● Work to be completed: An exact copy of every record is needed.

● Excerpted data:
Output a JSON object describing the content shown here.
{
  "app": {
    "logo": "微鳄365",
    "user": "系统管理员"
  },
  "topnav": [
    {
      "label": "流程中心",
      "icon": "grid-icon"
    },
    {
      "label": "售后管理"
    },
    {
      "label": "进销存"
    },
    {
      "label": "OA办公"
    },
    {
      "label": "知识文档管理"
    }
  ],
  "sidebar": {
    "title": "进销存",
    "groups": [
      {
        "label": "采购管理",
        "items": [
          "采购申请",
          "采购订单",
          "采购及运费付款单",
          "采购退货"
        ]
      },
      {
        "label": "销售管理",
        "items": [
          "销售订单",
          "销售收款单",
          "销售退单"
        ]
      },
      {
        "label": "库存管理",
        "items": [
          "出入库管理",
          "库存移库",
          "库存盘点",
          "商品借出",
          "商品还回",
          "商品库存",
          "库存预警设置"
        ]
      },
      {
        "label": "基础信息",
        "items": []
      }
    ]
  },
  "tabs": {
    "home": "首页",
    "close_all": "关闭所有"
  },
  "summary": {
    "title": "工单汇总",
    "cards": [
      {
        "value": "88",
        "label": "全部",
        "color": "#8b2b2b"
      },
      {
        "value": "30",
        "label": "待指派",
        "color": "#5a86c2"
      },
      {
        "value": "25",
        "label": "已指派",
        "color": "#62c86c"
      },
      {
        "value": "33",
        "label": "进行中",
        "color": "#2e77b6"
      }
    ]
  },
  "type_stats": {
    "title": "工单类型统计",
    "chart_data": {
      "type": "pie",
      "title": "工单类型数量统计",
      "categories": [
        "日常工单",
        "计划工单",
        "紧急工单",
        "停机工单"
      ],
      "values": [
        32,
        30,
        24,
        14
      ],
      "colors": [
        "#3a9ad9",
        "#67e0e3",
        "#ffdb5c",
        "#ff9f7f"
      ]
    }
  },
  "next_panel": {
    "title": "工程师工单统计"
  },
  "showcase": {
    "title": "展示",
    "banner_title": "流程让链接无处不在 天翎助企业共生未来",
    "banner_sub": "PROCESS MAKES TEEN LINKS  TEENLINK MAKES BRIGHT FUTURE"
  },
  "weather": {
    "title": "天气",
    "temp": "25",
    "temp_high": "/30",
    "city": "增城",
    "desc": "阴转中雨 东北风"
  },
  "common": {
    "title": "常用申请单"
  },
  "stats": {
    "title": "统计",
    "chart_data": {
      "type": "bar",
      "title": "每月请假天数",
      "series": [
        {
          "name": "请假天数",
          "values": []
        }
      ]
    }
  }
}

● Solution below:
Output a JSON object describing the content shown here.
{
  "app": {
    "logo": "微鳄365",
    "user": "系统管理员"
  },
  "topnav": [
    {
      "label": "流程中心",
      "icon": "grid-icon"
    },
    {
      "label": "售后管理"
    },
    {
      "label": "进销存"
    },
    {
      "label": "OA办公"
    },
    {
      "label": "知识文档管理"
    }
  ],
  "sidebar": {
    "title": "进销存",
    "groups": [
      {
        "label": "采购管理",
        "items": [
          "采购申请",
          "采购订单",
          "采购及运费付款单",
          "采购退货"
        ]
      },
      {
        "label": "销售管理",
        "items": [
          "销售订单",
          "销售收款单",
          "销售退单"
        ]
      },
      {
        "label": "库存管理",
        "items": [
          "出入库管理",
          "库存移库",
          "库存盘点",
          "商品借出",
          "商品还回",
          "商品库存",
          "库存预警设置"
        ]
      },
      {
        "label": "基础信息",
        "items": []
      }
    ]
  },
  "tabs": {
    "home": "首页",
    "close_all": "关闭所有"
  },
  "summary": {
    "title": "工单汇总",
    "cards": [
      {
        "value": "88",
        "label": "全部",
        "color": "#8b2b2b"
      },
      {
        "value": "30",
        "label": "待指派",
        "color": "#5a86c2"
      },
      {
        "value": "25",
        "label": "已指派",
        "color": "#62c86c"
      },
      {
        "value": "33",
        "label": "进行中",
        "color": "#2e77b6"
      }
    ]
  },
  "type_stats": {
    "title": "工单类型统计",
    "chart_data": {
      "type": "pie",
      "title": "工单类型数量统计",
      "categories": [
        "日常工单",
        "计划工单",
        "紧急工单",
        "停机工单"
      ],
      "values": [
        32,
        30,
        24,
        14
      ],
      "colors": [
        "#3a9ad9",
        "#67e0e3",
        "#ffdb5c",
        "#ff9f7f"
      ]
    }
  },
  "next_panel": {
    "title": "工程师工单统计"
  },
  "showcase": {
    "title": "展示",
    "banner_title": "流程让链接无处不在 天翎助企业共生未来",
    "banner_sub": "PROCESS MAKES TEEN LINKS  TEENLINK MAKES BRIGHT FUTURE"
  },
  "weather": {
    "title": "天气",
    "temp": "25",
    "temp_high": "/30",
    "city": "增城",
    "desc": "阴转中雨 东北风"
  },
  "common": {
    "title": "常用申请单"
  },
  "stats": {
    "title": "统计",
    "chart_data": {
      "type": "bar",
      "title": "每月请假天数",
      "series": [
        {
          "name": "请假天数",
          "values": []
        }
      ]
    }
  }
}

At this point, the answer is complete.